### TASK
Find the word "this" in the data below and copy each line that holds it.
START DATA SECTION
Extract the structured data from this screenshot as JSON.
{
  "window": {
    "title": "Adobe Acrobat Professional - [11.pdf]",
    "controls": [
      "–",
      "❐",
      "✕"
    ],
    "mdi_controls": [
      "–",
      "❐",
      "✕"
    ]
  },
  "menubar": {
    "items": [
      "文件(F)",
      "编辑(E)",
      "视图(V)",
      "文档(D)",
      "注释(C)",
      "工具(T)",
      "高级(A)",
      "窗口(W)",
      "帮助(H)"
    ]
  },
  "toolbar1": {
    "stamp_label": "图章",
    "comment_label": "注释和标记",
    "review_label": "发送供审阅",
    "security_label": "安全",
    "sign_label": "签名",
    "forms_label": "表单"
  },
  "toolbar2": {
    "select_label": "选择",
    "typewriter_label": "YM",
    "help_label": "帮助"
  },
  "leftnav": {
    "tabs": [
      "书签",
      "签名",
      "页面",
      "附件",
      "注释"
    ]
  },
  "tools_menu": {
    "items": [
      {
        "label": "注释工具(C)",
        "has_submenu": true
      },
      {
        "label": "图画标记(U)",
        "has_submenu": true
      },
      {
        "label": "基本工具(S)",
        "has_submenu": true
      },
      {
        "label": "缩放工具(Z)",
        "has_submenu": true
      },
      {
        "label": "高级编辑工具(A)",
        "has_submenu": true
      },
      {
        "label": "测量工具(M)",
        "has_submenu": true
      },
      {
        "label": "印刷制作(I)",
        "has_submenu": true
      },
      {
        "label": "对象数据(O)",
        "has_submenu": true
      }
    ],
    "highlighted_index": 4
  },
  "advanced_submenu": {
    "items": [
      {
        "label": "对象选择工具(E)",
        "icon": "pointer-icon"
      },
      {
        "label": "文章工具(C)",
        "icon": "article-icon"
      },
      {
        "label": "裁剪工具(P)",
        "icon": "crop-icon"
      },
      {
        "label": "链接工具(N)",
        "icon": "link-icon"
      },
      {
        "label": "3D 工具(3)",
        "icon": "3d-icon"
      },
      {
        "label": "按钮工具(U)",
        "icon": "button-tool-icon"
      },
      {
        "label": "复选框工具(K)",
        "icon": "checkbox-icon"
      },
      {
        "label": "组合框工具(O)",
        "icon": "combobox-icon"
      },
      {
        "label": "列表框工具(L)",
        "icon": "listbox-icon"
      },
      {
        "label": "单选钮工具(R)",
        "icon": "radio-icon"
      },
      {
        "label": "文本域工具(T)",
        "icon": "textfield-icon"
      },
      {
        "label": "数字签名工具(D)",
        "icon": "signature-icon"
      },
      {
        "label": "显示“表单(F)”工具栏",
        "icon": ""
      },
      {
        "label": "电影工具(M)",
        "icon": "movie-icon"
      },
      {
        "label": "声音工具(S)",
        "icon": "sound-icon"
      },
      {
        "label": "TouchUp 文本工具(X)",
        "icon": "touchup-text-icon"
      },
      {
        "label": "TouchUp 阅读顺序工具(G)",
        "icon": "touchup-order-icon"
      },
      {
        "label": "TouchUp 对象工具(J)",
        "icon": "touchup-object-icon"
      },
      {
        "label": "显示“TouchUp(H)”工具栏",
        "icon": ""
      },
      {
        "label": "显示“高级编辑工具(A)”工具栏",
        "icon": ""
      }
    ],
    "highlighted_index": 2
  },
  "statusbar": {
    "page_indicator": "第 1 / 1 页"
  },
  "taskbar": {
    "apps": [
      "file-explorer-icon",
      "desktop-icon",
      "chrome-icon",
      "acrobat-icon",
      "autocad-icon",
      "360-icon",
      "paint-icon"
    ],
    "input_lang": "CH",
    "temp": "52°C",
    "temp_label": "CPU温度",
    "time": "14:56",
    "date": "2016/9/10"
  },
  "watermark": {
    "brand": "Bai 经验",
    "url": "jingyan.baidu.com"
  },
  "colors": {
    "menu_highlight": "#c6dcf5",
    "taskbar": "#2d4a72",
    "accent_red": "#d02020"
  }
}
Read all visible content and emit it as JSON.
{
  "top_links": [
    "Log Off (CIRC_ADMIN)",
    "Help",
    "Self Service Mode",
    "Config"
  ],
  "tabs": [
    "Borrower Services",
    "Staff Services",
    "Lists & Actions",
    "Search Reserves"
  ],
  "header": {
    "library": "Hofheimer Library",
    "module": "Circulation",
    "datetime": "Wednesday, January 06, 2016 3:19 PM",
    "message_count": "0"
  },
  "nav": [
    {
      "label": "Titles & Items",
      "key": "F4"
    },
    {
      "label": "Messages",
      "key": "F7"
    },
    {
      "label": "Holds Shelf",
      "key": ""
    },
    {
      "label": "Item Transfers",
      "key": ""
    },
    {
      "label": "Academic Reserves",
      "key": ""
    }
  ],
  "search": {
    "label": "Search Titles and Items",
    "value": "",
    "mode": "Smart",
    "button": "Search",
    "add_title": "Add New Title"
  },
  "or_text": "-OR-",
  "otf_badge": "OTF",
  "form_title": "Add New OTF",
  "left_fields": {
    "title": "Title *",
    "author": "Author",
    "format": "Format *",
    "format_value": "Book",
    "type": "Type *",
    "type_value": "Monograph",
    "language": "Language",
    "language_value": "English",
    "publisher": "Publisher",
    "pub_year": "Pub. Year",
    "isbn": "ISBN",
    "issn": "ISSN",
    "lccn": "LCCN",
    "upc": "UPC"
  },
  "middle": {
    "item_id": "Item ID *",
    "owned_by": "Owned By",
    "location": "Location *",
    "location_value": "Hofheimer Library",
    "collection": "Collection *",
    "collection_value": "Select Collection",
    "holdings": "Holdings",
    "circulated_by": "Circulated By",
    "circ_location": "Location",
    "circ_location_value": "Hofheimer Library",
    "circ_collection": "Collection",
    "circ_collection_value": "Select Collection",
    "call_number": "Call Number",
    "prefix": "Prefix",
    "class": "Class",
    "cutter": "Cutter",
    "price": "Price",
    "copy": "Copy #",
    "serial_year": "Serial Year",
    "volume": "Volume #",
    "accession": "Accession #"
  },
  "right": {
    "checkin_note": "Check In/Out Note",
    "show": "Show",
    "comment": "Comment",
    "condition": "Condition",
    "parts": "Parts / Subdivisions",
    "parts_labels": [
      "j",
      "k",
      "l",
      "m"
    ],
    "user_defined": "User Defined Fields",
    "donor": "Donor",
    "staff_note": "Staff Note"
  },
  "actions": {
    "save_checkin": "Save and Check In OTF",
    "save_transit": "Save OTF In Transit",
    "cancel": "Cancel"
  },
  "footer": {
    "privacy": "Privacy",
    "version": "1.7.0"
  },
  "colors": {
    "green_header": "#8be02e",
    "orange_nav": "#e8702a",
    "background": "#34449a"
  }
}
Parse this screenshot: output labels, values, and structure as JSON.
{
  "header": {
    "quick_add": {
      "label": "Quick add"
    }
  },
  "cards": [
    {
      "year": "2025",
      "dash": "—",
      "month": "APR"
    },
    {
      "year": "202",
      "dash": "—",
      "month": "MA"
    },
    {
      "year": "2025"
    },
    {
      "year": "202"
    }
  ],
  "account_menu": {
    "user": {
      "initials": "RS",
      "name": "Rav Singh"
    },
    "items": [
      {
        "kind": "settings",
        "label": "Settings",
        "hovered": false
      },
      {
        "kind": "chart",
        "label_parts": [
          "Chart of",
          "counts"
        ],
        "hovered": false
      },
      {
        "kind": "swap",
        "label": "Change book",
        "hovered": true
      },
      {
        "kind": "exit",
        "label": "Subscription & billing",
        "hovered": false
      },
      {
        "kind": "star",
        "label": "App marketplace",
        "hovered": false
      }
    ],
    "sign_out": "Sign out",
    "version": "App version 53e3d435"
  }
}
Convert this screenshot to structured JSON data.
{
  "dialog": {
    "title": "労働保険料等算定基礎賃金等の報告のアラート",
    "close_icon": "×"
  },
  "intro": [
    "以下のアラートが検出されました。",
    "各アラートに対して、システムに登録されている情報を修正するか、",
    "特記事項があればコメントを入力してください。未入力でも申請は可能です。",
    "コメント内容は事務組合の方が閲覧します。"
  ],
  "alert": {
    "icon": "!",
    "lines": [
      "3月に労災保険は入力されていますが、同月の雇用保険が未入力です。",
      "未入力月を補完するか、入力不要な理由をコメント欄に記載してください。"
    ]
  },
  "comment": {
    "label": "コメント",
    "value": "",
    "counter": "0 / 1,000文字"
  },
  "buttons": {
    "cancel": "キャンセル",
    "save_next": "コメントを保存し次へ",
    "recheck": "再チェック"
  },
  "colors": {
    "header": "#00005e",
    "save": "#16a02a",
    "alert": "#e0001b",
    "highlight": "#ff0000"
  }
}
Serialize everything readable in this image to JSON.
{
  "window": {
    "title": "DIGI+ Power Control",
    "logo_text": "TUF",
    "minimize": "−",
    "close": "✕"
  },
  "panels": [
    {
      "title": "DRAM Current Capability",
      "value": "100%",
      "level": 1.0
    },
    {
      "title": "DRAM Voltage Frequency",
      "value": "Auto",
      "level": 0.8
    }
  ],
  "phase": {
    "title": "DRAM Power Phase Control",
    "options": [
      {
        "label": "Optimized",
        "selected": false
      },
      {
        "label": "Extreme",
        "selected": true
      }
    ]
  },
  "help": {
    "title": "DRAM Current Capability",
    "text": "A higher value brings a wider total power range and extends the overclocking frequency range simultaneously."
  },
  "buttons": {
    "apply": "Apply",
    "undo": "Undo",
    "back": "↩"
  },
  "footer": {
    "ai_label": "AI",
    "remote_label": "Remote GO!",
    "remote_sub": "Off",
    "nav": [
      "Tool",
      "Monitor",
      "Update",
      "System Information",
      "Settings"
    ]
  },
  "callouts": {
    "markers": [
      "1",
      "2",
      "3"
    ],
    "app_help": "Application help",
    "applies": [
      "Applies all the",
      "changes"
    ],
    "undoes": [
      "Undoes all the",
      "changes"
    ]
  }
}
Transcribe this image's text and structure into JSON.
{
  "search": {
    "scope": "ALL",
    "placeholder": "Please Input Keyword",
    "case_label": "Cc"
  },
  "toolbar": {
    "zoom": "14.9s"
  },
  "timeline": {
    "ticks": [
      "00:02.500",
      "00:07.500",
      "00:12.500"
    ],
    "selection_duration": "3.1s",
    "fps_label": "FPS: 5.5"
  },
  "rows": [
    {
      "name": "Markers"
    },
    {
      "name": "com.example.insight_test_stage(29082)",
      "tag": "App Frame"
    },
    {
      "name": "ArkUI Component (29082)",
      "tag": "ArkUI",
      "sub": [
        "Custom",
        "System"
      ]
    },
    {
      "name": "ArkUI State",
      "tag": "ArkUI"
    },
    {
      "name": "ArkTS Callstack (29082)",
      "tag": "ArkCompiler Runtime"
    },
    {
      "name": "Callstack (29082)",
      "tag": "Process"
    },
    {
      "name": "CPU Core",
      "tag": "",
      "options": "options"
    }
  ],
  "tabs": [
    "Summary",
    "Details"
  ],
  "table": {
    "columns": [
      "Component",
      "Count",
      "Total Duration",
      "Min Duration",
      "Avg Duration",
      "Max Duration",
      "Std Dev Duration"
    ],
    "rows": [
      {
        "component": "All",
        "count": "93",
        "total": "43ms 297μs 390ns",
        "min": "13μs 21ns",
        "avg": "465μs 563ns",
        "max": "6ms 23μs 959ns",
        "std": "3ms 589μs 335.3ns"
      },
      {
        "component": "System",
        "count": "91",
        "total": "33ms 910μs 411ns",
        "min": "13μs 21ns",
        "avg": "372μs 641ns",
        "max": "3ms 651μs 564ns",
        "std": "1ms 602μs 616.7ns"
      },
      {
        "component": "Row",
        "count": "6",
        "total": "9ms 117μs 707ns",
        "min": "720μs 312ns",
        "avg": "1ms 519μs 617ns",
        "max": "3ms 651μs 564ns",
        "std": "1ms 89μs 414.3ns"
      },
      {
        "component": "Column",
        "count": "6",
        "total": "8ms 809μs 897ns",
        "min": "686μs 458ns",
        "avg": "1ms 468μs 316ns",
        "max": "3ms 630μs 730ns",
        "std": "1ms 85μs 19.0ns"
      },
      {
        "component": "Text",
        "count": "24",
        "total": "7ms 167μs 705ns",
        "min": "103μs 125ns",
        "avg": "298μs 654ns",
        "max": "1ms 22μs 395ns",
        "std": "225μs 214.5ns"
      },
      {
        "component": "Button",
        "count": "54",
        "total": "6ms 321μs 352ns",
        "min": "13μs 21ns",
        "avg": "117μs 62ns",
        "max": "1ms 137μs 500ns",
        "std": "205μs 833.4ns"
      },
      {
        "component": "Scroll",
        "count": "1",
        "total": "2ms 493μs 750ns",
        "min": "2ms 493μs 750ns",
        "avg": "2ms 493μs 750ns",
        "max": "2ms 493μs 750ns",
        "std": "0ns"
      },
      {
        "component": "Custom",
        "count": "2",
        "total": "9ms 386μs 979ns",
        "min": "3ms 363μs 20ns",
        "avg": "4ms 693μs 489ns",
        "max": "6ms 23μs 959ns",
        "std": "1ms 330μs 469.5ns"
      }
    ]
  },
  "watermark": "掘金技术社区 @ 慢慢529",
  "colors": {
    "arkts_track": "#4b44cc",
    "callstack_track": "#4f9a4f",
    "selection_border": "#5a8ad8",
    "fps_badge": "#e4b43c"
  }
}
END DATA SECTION
### ANSWER SPACE
Extract the structured data from this screenshot as JSON.
Parse this screenshot: output labels, values, and structure as JSON.
Convert this screenshot to structured JSON data.
Serialize everything readable in this image to JSON.
Transcribe this image's text and structure into JSON.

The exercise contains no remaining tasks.